GCHR is concerned that Rajab is being held in close, dirty conditions with six other prisoners who are treated poorly because they are transgender. Complaints about verbal abuse and poor treatment of the transgender prisoners were disregarded. They don’t share a common language. Rajab is also deprived of books and writing materials. As well, doctors have recommended surgery for Rajab for skin and health issues which have occurred due to the unhygienic conditions.

Renowned “National Geographic” magazine photographer Sayed Baqer Al-Kamel (pictured centre) was also in court on 20 May 2018 appealing a two-months sentence. Al-Kamel was arrested on 27 April 2018 from Country Mall on Budaiya Highway, in the northern governorate by policemen wearing civilian clothes. The arrest was sudden and cruel.

Al-Kamel was detained incommunicado by the Criminal Investigations Directorate (CID) for two days. Then on 29 April, Al-Kamel was informed that a two-months prison sentence had been handed down against him in absentia for protesting and rioting on 21 April 2016. Al-Kamel appealed the sentence and paid a bail of 100 Bahrain Dinars (around USD$266) in order to be released until his next court session on 20 May 2018.

On 06 May 2018, Al-Kamel went to his first hearing in the Court of Cassation, where the official charges were presented of vandalism and protesting in 2016. The court did not review the case and simply postponed the case until 20 May 2018. A verdict was expected but the hearing was postponed to 03 October 2018.
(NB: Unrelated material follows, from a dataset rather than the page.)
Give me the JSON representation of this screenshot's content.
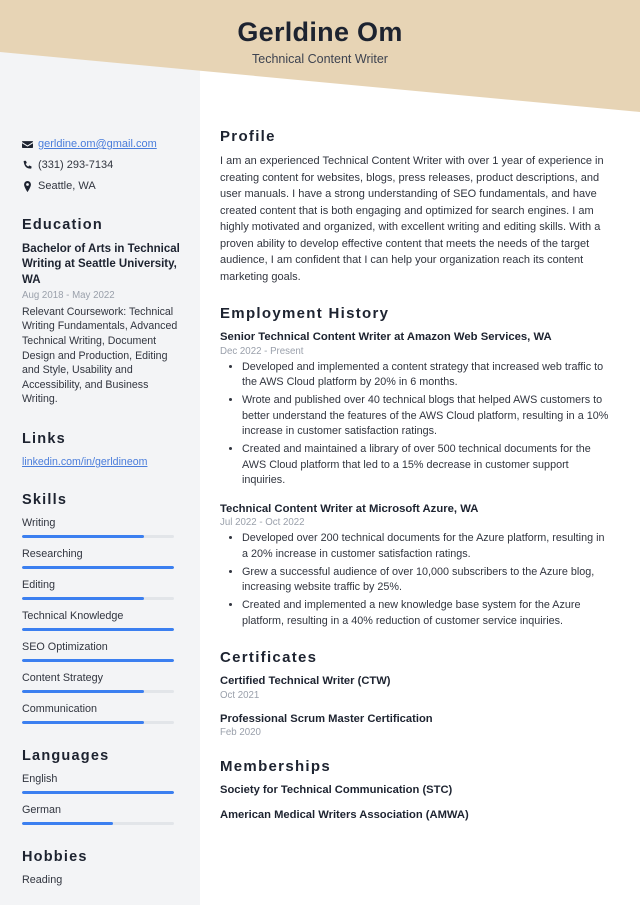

Al-Kamel is a renowned photographer on a global level, who worked for National Geographic Magazine and other international agencies. He was recognised for capturing everyday lives of communities in African and Asian countries. In Bahrain his photos raised awareness on an international level about Bahraini people’s daily suffering since 2012, which challenged the media blackout made by the Bahraini government.

Sayed Ali Al-Durazi (pictured in photo at right) is an online blogger who was arrested on 20 February 2018 and subjected to ill treatment and consecutive beating by interrogators and was forced to close all his social media accounts including his tweeter account SIi71.

On 09 May 2018, Al-Durazi was accused of using social media platforms in particular Twitter to post 200 tweets over five years that the judge claimed were inciting hatred against the Bahrain government, and insulting the king and royal family. Al-Durazi was sentenced by the fifth lower criminal court to two years in prison.

Al-Durazi is a 25-year-old online activist who had covered the civil protests in Bahrain and was famous for criticising the government and the monopoly of power by the royal family.

GCHR is deeply concerned about the systematic targeting of journalists, photographers, online activists and human rights defenders. The cases of Al-Durazi and Al-Kamel follow the examples of Mahmoud Al-Jazeri, Ali Al-Muraj and Sayed Ahmed Al-Mousawi, who have been subjected to prolonged and endless numbers of hearings and trials, in violation of the right to fair trial.

GCHR calls on the authorities in Bahrain to:

  1. Cease the use of prolonged trials, respect the right to fair trial and halt the use of terrorism laws to silence journalists and delegitimise the work of human rights defenders;
  2. Immediately and unconditionally release Nabeel Rjab, Sayed Baqer Al-Kamel and Sayed Ali Al-Durazi; in addition to all journalists, media workers and human rights defenders who are prosecuted because of their legitimate human rights works;
  3. Pending his release, provide proper medical care to Nabeel Rajab and ensure that he and other prisoners are being kept in sanitary conditions; and
  4. Guarantee in all circumstances that all journalists, photographers, online activists and human rights defenders in Bahrain are able to carry out their legitimate activities without fear of reprisals and free of all restrictions including judicial harassment.